Millen-nials and Curiosity
Millen-nials and Curiosity
Stress and Uncertainty: Key Barriers to Millennial Curiosity
A growing body of research outlines that Millennials, the generation born after 1981, are risk averse when making financial decisions. They are more likely to save money than invest it, which can have adverse impacts on their financial future.
However, is risk aversion impacting other aspects of Millennials’ lives on a global level? For example, Millennials have been found to be the most stressed generation and have high anxiety. In addition, a study of Millennials across the globe found that they feel their career drive is intimidating to older generations.
Our State of Curiosity Report, which measures workplace curiosity in China, Germany, and the United States, examines workplace curiosity along four dimensions, inquisitiveness, creativity in problem solving, openness to other ideas, and distress tolerance. This research found that Millennials have lower distress tolerance in the workplace compared to other generations. Distress tolerance allows a person to take risks, to persevere, and to approach the new and unfamiliar without fear. While Millennials are the most inquisitive, creative, and open to new ideas, they are also the least distress tolerant.
What if low distress tolerance is impacting Millennial careers? For example, worried about what others may think, an employee may choose to not speak up and share an idea. In decision making, an employee may choose to implement what they perceive to be a less risky opportunity when something seemingly bolder could create greater positive change.
According to Jennifer Deal, Senior Research Scientist at the Center for Creative Leadership (CCL©) in San Diego, California, life stage could be playing a larger role than generation.
“Generation doesn’t typically matter very much for many aspects of work.

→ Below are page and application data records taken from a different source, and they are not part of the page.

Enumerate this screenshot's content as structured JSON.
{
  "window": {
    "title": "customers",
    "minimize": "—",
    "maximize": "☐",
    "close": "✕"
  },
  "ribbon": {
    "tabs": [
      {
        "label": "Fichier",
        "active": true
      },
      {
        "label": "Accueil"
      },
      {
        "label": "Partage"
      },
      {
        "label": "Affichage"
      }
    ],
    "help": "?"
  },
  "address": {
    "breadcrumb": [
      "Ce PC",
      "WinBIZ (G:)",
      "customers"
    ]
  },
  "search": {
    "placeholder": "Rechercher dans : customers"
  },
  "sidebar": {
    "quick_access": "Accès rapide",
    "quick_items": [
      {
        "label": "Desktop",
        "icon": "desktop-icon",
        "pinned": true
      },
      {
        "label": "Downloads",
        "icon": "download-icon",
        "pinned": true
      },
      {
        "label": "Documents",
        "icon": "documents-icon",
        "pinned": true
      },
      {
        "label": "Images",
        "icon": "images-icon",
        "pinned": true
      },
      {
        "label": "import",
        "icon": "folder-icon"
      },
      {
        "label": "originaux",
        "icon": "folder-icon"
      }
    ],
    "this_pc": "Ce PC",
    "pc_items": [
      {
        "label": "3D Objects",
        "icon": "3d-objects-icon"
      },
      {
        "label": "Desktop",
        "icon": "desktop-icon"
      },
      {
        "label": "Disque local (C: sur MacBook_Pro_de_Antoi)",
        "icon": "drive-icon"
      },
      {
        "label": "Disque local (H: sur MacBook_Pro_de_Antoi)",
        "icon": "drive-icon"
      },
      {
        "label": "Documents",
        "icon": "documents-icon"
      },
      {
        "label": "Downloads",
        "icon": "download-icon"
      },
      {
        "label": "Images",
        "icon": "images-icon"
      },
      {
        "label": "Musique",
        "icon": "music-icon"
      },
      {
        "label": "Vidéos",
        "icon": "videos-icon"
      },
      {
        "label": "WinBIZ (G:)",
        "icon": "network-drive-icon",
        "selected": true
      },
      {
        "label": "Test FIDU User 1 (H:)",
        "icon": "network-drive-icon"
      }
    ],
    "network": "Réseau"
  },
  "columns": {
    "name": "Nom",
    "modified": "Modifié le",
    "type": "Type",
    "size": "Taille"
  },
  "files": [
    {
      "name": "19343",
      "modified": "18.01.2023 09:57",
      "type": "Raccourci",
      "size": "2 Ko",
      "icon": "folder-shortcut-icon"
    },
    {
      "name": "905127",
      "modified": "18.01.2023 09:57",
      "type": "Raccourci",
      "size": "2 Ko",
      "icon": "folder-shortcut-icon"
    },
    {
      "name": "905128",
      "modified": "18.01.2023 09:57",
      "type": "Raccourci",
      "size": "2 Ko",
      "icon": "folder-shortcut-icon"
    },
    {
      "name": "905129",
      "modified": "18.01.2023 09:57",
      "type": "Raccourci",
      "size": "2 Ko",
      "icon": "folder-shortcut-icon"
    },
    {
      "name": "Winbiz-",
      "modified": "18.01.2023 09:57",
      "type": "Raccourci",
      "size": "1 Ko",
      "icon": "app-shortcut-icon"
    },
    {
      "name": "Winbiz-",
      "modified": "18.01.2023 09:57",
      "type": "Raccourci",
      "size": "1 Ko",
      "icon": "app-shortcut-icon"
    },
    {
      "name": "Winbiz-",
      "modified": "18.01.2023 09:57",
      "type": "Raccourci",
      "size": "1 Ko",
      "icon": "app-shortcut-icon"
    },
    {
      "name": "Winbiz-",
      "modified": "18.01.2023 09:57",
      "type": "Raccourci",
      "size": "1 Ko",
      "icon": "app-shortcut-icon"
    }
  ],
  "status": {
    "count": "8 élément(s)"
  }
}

What really matters is life stage, and I would guess that especially when you’re talking about something like curiosity and creativity in the workplace, career stage would also matter. We don’t see many differences that are actually a function of generation. What we see are differences that are a function of life stage, or career stage, or level in the organization.”
Caroline Beaton, a workplace psychology journalist who focuses on Millennials, points to a new life stage called emerging adulthood. She feels that having a plethora of choices has disabled decision-making among young adults. “I believe that our generation has produced this life stage out of a surplus of options.” Beaton adds:
“There’s a misconception that Millennials are just an entirely different breed or species. And that’s just not the case at all. We’re human, and like any human we’re formed by our circumstances…our brains haven’t changed in millennia, but what has changed is our outside circumstances. Previous generations, they sort of struggled in their twenties with a deficit of options and opportunity. Millennials are characterized by this surplus of options. We have so many choices, millions and millions because suddenly our definition of success is completely different from other generations.”
Breaking down age into 5-year increments highlights that something is happening in the space of emerging adulthood. Young adults ages 22 to 26 score the lowest distress tolerance and some of the highest openness to other ideas. These findings support the idea that this age group feels a plethora of options that could be making it difficult for them to express curiosity in the workplace.
Five years later and young adults have a distress tolerance of 52.4 compared to 48.2 among 22 to 26-year-olds. Creativity in problem solving and inquisitiveness also rise. All scores fluctuate through each five-year increment, but comparing 22 to 26-year-olds with 27 to 31-year-olds highlights big changes.
Jennifer Mueller, Associate Professor of Management at the University of San Diego, studies bias against creative ideas. She has found that people think they like creativity, but they dislike uncertainty. This dichotomy creates a tension that disincentives creativity.
“Research shows that Millennials can generate ideas with high levels of originality, but are less interested in elaborating on them or generating a lot of them. The question is why. Could the mindset instilled in classrooms with rubrics and multiple choice test create an intolerance for ambiguity and uncertainty—making students want to pursue the ‘best’ answers teachers will accept, not creative answers that are unknown. So there’s a winding panic that when you generate a new idea, people are more likely to hate it than love it. People don’t realize they hate creativity, because they hate uncertainty, they hate not knowing.”
Ultimately, there is an opportunity to help younger Millennials, 22 to 26-year-olds, narrow their choices. Helping young adults enter fulfilling careers early will mediate their stress and activate their workplace curiosity sooner, thus having a greater impact on innovation throughout their work life. Increasing overall workplace distress tolerance becomes the next goal where all employees can benefit and creating safe spaces for uncertainty will help employees activate creativity, curiosity, and innovation.